For other specialized formats, we use “data curation primers” to capture format-specific actions. These primers are community-authored protocols developed by attendees of our Data Curation Network workshops and published on Github so they may be updated and edited over time. So far our colleagues have authored primers on Microsoft Excel, Microsoft Access, netCDF, ATLAS.TI, Confocal Microscope images, Geodatabases, Jupyter Notebook, netCDF, SPSS, R, Tableau, and WordPress.com.
Faniel, Frank, and Yakel’s “Context from the Data Reuser’s Point of View” (2019) is an excellent case study from which to aid these curatorial decisions. Looking across three data-intensive domains (archeology, zoology, and qualitative social science), the project collected evidence for what data reusers look for when evaluating data produced by others. Based on that evidence, this paper assembles a framework of contextual information that data repository curators and developers can use to design better, more user-driven systems and curatorial processes.
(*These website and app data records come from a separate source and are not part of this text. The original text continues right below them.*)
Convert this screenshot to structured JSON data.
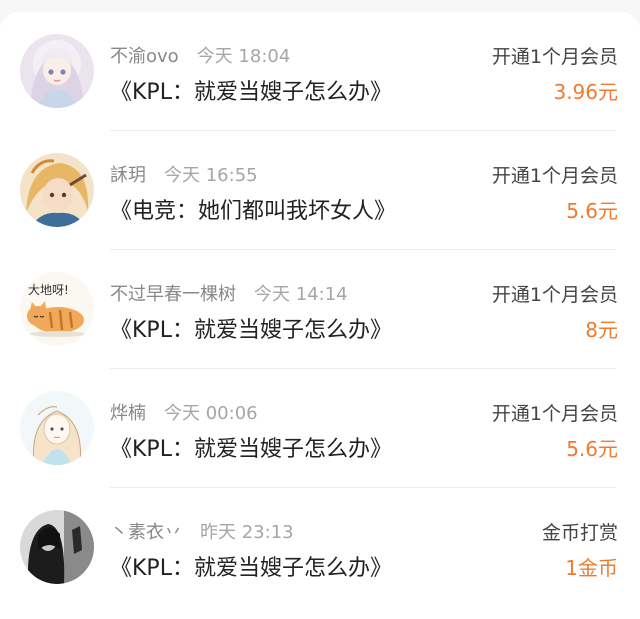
{
  "colors": {
    "accent_amount": "#f07a2e",
    "background": "#f6f6f6",
    "card": "#ffffff"
  },
  "records": [
    {
      "username": "不渝ovo",
      "time": "今天 18:04",
      "book_title": "《KPL：就爱当嫂子怎么办》",
      "action": "开通1个月会员",
      "amount": "3.96元",
      "avatar_icon": "anime-girl-white-hair-avatar"
    },
    {
      "username": "訸玥",
      "time": "今天 16:55",
      "book_title": "《电竞：她们都叫我坏女人》",
      "action": "开通1个月会员",
      "amount": "5.6元",
      "avatar_icon": "anime-blonde-character-avatar"
    },
    {
      "username": "不过早春一棵树",
      "time": "今天 14:14",
      "book_title": "《KPL：就爱当嫂子怎么办》",
      "action": "开通1个月会员",
      "amount": "8元",
      "avatar_icon": "cartoon-cat-avatar",
      "avatar_text": "大地呀!"
    },
    {
      "username": "烨楠",
      "time": "今天 00:06",
      "book_title": "《KPL：就爱当嫂子怎么办》",
      "action": "开通1个月会员",
      "amount": "5.6元",
      "avatar_icon": "sketch-girl-avatar"
    },
    {
      "username": "丶素衣丷",
      "time": "昨天 23:13",
      "book_title": "《KPL：就爱当嫂子怎么办》",
      "action": "金币打赏",
      "amount": "1金币",
      "avatar_icon": "dark-photo-girl-avatar"
    }
  ]
}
I found it very useful to compare the findings from the Faniel et al. study with the steps taken by data curator practitioners in the Data Curation Network to think about how we could update our checklists and provide evidence of the value of our current activities.
Table 1: CURATE(D) Steps by the Data Curation Network with Additional Activities and Evidence based on Faniel et al. 2019
(1 FAIR Guiding Principles for scientific data management and stewardship)
Three conclusions … and many opportunities
It was gratifying to see how closely our work at the DCN tracked with the Faniel, et al. study. It confirmed three major conclusions for me from this process:
- Data curators can benefit from research in the information science community, allowing us to focus on the more essential facets of data curation, because;
- Data curation is a pragmatic business. There is no such thing as a perfect dataset. Even embedded data curators working alongside data creators in labs or academic research settings are unable to capture all of the important contextual information necessary for reuse. However;
- Working together, we can continue to refine our standards and procedures.
We’ve had such tremendous success with our relatively small group of institutions and a few dozen curators. Imagine how much more we could accomplish with more voices and perspectives, more training, and more organization around this important work.
Librarians, archivists, data curators—information scientists of all kinds—are well-positioned to help leverage our institutions’ research data in valuable new ways. But since those reuse opportunities often occur across disciplines and institutions, we need to reach across those boundaries first.